======== MATERIAL SUPPLIED ========

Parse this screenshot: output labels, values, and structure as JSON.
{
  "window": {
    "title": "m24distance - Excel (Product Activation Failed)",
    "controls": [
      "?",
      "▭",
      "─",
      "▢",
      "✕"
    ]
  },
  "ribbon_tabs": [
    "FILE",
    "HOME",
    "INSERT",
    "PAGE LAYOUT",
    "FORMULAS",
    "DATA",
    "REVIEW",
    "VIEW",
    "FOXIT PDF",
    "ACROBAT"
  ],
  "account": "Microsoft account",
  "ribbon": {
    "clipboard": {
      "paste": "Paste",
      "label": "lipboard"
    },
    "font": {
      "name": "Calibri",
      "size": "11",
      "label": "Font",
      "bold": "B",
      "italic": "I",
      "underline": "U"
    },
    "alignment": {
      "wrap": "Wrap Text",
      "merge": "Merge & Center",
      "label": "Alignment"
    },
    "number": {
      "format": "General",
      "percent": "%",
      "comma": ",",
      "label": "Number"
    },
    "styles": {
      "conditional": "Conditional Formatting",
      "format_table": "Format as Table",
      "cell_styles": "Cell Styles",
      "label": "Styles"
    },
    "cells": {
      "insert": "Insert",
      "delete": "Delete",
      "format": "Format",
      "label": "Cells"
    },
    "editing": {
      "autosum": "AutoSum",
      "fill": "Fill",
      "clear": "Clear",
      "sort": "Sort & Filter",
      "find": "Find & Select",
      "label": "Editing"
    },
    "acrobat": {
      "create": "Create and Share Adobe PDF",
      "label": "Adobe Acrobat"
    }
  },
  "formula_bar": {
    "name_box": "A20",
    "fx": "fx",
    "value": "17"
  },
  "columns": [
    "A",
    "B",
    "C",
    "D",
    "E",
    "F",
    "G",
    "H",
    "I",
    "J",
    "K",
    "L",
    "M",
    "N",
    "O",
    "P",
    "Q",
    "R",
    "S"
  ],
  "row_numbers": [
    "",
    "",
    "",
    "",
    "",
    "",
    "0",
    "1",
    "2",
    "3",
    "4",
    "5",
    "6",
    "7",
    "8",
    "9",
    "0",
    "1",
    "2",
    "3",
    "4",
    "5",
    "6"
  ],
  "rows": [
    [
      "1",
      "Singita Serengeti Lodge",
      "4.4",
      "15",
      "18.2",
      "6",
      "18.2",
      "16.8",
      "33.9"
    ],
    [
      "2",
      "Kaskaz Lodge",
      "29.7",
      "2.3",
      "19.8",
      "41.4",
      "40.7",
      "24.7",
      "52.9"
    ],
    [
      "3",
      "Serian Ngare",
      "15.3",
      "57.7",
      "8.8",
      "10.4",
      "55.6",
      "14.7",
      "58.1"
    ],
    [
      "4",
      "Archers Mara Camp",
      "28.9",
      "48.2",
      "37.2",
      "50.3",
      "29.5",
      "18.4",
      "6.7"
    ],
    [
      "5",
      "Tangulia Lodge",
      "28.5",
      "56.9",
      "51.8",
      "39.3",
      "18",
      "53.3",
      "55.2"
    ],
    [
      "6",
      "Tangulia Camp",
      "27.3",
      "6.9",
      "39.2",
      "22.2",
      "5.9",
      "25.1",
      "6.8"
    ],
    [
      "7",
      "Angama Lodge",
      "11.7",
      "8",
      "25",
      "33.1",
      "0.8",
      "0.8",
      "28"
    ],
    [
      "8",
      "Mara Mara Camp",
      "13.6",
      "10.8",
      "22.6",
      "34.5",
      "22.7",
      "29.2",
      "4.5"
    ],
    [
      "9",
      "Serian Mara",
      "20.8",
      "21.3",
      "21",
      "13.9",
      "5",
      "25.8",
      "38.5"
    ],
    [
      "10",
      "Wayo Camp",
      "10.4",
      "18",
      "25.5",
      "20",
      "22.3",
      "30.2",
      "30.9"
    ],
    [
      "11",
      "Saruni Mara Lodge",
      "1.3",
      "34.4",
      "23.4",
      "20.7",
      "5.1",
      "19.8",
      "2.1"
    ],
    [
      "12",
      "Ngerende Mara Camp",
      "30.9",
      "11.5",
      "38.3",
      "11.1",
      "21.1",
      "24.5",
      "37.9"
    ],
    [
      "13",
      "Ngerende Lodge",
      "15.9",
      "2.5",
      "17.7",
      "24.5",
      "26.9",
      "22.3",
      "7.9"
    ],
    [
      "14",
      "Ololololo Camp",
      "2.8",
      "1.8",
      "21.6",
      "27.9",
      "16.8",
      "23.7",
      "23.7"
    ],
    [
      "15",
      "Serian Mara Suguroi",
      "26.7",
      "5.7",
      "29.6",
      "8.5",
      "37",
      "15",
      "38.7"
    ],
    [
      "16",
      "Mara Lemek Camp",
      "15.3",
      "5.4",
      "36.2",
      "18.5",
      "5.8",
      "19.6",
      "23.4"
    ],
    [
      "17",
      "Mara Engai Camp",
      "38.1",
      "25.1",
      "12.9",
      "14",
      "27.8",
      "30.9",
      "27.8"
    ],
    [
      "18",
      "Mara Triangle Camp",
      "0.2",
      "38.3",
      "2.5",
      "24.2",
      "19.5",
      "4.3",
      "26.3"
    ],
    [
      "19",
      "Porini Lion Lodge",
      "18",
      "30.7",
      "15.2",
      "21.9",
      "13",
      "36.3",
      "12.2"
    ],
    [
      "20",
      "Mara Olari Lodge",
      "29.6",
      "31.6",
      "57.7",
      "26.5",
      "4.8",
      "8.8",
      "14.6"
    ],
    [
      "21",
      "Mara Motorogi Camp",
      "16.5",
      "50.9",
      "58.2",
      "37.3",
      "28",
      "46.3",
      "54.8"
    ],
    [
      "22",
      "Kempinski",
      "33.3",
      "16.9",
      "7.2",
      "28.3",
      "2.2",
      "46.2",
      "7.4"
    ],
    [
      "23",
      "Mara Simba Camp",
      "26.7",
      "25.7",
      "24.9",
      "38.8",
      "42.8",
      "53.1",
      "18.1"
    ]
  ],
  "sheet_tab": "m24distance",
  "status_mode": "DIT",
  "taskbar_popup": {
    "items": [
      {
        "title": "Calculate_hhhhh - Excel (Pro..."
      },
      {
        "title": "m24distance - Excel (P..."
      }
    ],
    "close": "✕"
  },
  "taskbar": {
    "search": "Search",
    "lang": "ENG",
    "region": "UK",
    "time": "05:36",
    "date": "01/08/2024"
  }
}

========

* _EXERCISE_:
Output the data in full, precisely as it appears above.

* _RESULT OF THE TASK_:
Parse this screenshot: output labels, values, and structure as JSON.
{
  "window": {
    "title": "m24distance - Excel (Product Activation Failed)",
    "controls": [
      "?",
      "▭",
      "─",
      "▢",
      "✕"
    ]
  },
  "ribbon_tabs": [
    "FILE",
    "HOME",
    "INSERT",
    "PAGE LAYOUT",
    "FORMULAS",
    "DATA",
    "REVIEW",
    "VIEW",
    "FOXIT PDF",
    "ACROBAT"
  ],
  "account": "Microsoft account",
  "ribbon": {
    "clipboard": {
      "paste": "Paste",
      "label": "lipboard"
    },
    "font": {
      "name": "Calibri",
      "size": "11",
      "label": "Font",
      "bold": "B",
      "italic": "I",
      "underline": "U"
    },
    "alignment": {
      "wrap": "Wrap Text",
      "merge": "Merge & Center",
      "label": "Alignment"
    },
    "number": {
      "format": "General",
      "percent": "%",
      "comma": ",",
      "label": "Number"
    },
    "styles": {
      "conditional": "Conditional Formatting",
      "format_table": "Format as Table",
      "cell_styles": "Cell Styles",
      "label": "Styles"
    },
    "cells": {
      "insert": "Insert",
      "delete": "Delete",
      "format": "Format",
      "label": "Cells"
    },
    "editing": {
      "autosum": "AutoSum",
      "fill": "Fill",
      "clear": "Clear",
      "sort": "Sort & Filter",
      "find": "Find & Select",
      "label": "Editing"
    },
    "acrobat": {
      "create": "Create and Share Adobe PDF",
      "label": "Adobe Acrobat"
    }
  },
  "formula_bar": {
    "name_box": "A20",
    "fx": "fx",
    "value": "17"
  },
  "columns": [
    "A",
    "B",
    "C",
    "D",
    "E",
    "F",
    "G",
    "H",
    "I",
    "J",
    "K",
    "L",
    "M",
    "N",
    "O",
    "P",
    "Q",
    "R",
    "S"
  ],
  "row_numbers": [
    "",
    "",
    "",
    "",
    "",
    "",
    "0",
    "1",
    "2",
    "3",
    "4",
    "5",
    "6",
    "7",
    "8",
    "9",
    "0",
    "1",
    "2",
    "3",
    "4",
    "5",
    "6"
  ],
  "rows": [
    [
      "1",
      "Singita Serengeti Lodge",
      "4.4",
      "15",
      "18.2",
      "6",
      "18.2",
      "16.8",
      "33.9"
    ],
    [
      "2",
      "Kaskaz Lodge",
      "29.7",
      "2.3",
      "19.8",
      "41.4",
      "40.7",
      "24.7",
      "52.9"
    ],
    [
      "3",
      "Serian Ngare",
      "15.3",
      "57.7",
      "8.8",
      "10.4",
      "55.6",
      "14.7",
      "58.1"
    ],
    [
      "4",
      "Archers Mara Camp",
      "28.9",
      "48.2",
      "37.2",
      "50.3",
      "29.5",
      "18.4",
      "6.7"
    ],
    [
      "5",
      "Tangulia Lodge",
      "28.5",
      "56.9",
      "51.8",
      "39.3",
      "18",
      "53.3",
      "55.2"
    ],
    [
      "6",
      "Tangulia Camp",
      "27.3",
      "6.9",
      "39.2",
      "22.2",
      "5.9",
      "25.1",
      "6.8"
    ],
    [
      "7",
      "Angama Lodge",
      "11.7",
      "8",
      "25",
      "33.1",
      "0.8",
      "0.8",
      "28"
    ],
    [
      "8",
      "Mara Mara Camp",
      "13.6",
      "10.8",
      "22.6",
      "34.5",
      "22.7",
      "29.2",
      "4.5"
    ],
    [
      "9",
      "Serian Mara",
      "20.8",
      "21.3",
      "21",
      "13.9",
      "5",
      "25.8",
      "38.5"
    ],
    [
      "10",
      "Wayo Camp",
      "10.4",
      "18",
      "25.5",
      "20",
      "22.3",
      "30.2",
      "30.9"
    ],
    [
      "11",
      "Saruni Mara Lodge",
      "1.3",
      "34.4",
      "23.4",
      "20.7",
      "5.1",
      "19.8",
      "2.1"
    ],
    [
      "12",
      "Ngerende Mara Camp",
      "30.9",
      "11.5",
      "38.3",
      "11.1",
      "21.1",
      "24.5",
      "37.9"
    ],
    [
      "13",
      "Ngerende Lodge",
      "15.9",
      "2.5",
      "17.7",
      "24.5",
      "26.9",
      "22.3",
      "7.9"
    ],
    [
      "14",
      "Ololololo Camp",
      "2.8",
      "1.8",
      "21.6",
      "27.9",
      "16.8",
      "23.7",
      "23.7"
    ],
    [
      "15",
      "Serian Mara Suguroi",
      "26.7",
      "5.7",
      "29.6",
      "8.5",
      "37",
      "15",
      "38.7"
    ],
    [
      "16",
      "Mara Lemek Camp",
      "15.3",
      "5.4",
      "36.2",
      "18.5",
      "5.8",
      "19.6",
      "23.4"
    ],
    [
      "17",
      "Mara Engai Camp",
      "38.1",
      "25.1",
      "12.9",
      "14",
      "27.8",
      "30.9",
      "27.8"
    ],
    [
      "18",
      "Mara Triangle Camp",
      "0.2",
      "38.3",
      "2.5",
      "24.2",
      "19.5",
      "4.3",
      "26.3"
    ],
    [
      "19",
      "Porini Lion Lodge",
      "18",
      "30.7",
      "15.2",
      "21.9",
      "13",
      "36.3",
      "12.2"
    ],
    [
      "20",
      "Mara Olari Lodge",
      "29.6",
      "31.6",
      "57.7",
      "26.5",
      "4.8",
      "8.8",
      "14.6"
    ],
    [
      "21",
      "Mara Motorogi Camp",
      "16.5",
      "50.9",
      "58.2",
      "37.3",
      "28",
      "46.3",
      "54.8"
    ],
    [
      "22",
      "Kempinski",
      "33.3",
      "16.9",
      "7.2",
      "28.3",
      "2.2",
      "46.2",
      "7.4"
    ],
    [
      "23",
      "Mara Simba Camp",
      "26.7",
      "25.7",
      "24.9",
      "38.8",
      "42.8",
      "53.1",
      "18.1"
    ]
  ],
  "sheet_tab": "m24distance",
  "status_mode": "DIT",
  "taskbar_popup": {
    "items": [
      {
        "title": "Calculate_hhhhh - Excel (Pro..."
      },
      {
        "title": "m24distance - Excel (P..."
      }
    ],
    "close": "✕"
  },
  "taskbar": {
    "search": "Search",
    "lang": "ENG",
    "region": "UK",
    "time": "05:36",
    "date": "01/08/2024"
  }
}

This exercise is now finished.